START Recorded information

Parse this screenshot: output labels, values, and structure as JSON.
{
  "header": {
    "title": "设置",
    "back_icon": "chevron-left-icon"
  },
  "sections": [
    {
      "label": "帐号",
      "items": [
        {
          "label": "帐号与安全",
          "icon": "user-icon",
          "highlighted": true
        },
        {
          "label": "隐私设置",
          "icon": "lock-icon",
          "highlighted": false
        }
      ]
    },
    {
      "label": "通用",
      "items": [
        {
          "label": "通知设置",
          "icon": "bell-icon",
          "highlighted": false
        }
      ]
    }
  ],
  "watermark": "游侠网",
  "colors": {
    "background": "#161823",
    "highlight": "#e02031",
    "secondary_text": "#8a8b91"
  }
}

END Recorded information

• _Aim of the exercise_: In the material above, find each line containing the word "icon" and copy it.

• _Finished exercise_:
    "back_icon": "chevron-left-icon"
          "icon": "user-icon",
          "icon": "lock-icon",
          "icon": "bell-icon",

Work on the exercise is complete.